Tuesday, 13 July 2010
The Labours of David Cameron
Impressed as I am by him as a politician I never quite saw David Cameron in the role of Hercules. OK, he might not be ready to fight lions – not yet – but he is about to embark on the fifth labour of the Greek hero: he is about to cleanse the Augean Stables; he is about to clean the accumulated filth of thirteen years of Labour elf ‘n’ safety rules, laws and mind-numbingly petty regulations.
In an interview with the Daily Mail on Saturday, Super Dave said that this whole area had gone mad under the previous government, that the time has come to end the accumulated neurosis which has forced the emergency services to stand aside while people, including children, have died, for fear of contravening some regulation or other, for fear of incurring the wrath of some jobsworth or other.
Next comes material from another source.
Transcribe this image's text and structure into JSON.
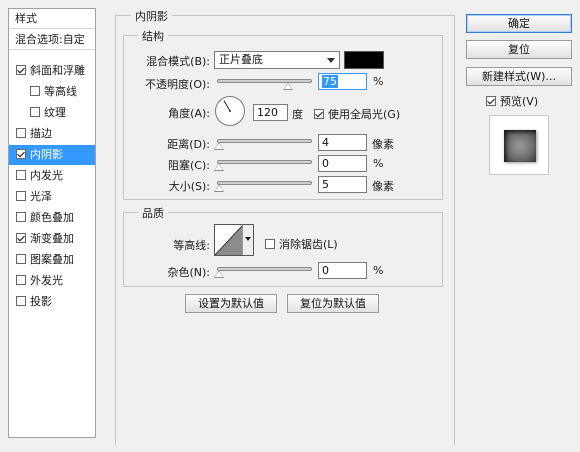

As an aside to the interview some examples are given. Two of them for me define the parameters of the whole elf ‘n’ safety farce, one sad, the other laughable.
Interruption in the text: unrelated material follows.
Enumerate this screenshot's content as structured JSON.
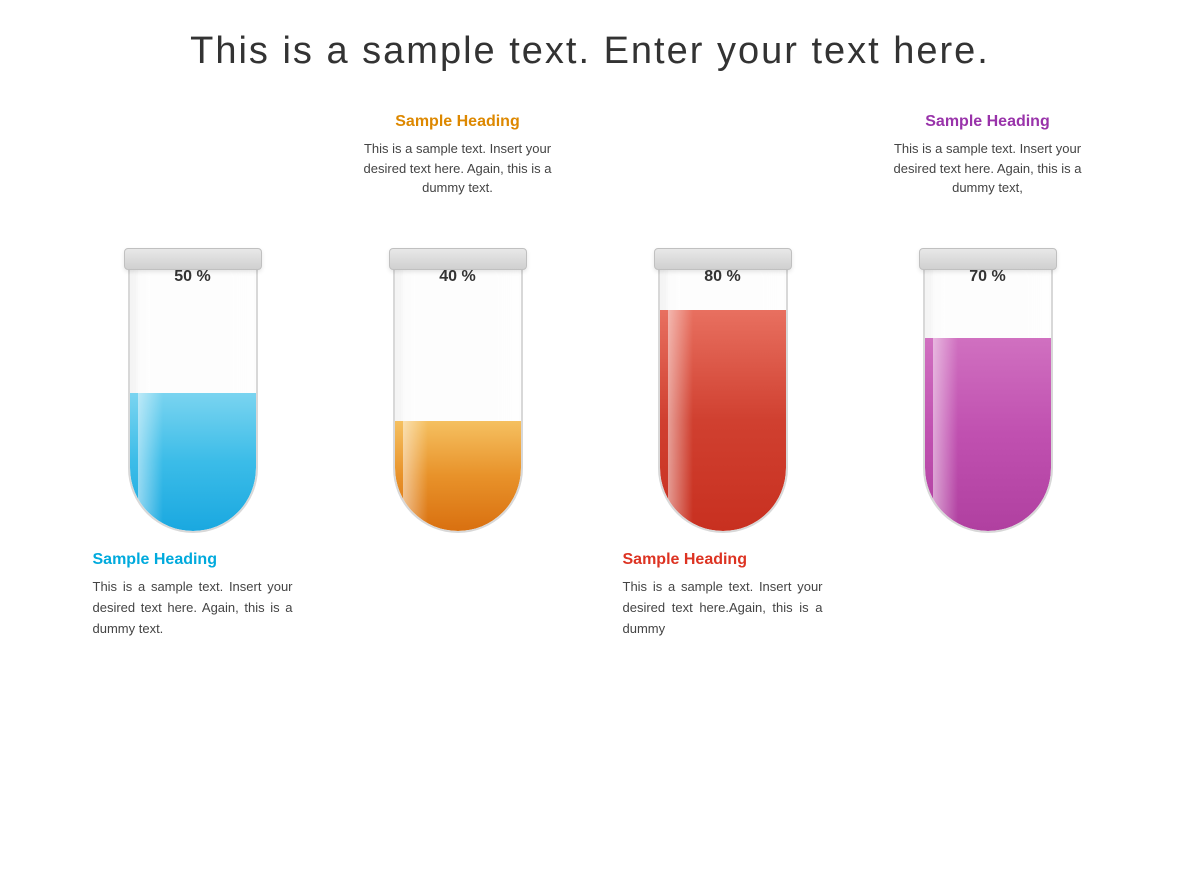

In Wigan police support officers watched ten-year-old Jordan Lyon struggling in pond, ordered not to intervene by their control room because they did not have the right training. By the time those with such training arrived Jordan was dead.
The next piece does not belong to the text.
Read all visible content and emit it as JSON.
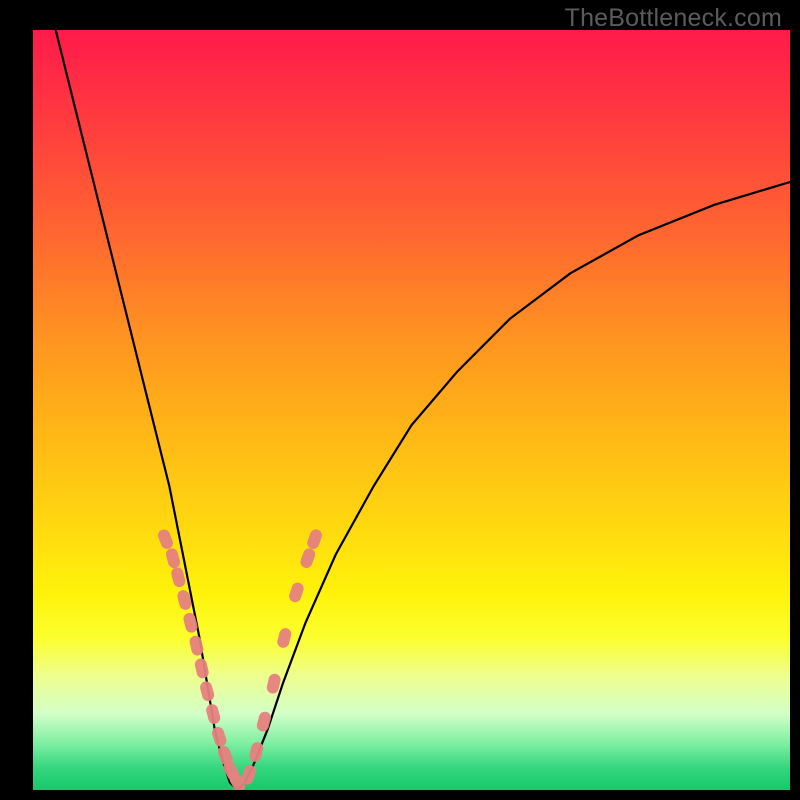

After an inquiry lasting two years and costing £250,000 elf ‘n’ safety inspectors concluded that ten-pin bowling alleys could be a “very dangerous” environment for families. Why? Had they been the setting for some serious accidents? No, they had not. It was too easy, the dramatic conclusion was reached, for children or teenagers to run down the lanes and become trapped in the machinery. After a second’s reflection, at no cost at all, I can tell you that life leads to death. Only elf ‘n’ safety inspectors stand in the way!
Anyway, returning to Dave, he commissioned Lord Young, Margaret Thatcher’s one-time Trade and Industry Secretary, to look into this whole area. Young is to recommend that the police, paramedics, ambulance drivers and other emergency services be exempt from prosecution under elf ‘n’ safety laws while carrying out their duties.
The Prime Minister said, commenting on Young’s work, that there was far too much intrusion into everyday life by state-sanctioned bureaucracy, bureaucracy that now makes something as simple as a school outing all but impossible. He has not ruled out abolishing that dreadful quango the Health and Safety Executive altogether.
"We do have a good record of health and safety at work in this country”, he said, ”and we have a low level of industrial accidents and that’s important. You can deal with this problem without jeopardising that at all. The neurosis comes from excessive litigation fears, unclear law, mission creep, Europe, town halls. It’s all of those things and we have to deal with each one. That’s what we will do."
Well done, Hercules. Now it’s time to move on to those wretched Stympahlian Birds. :-)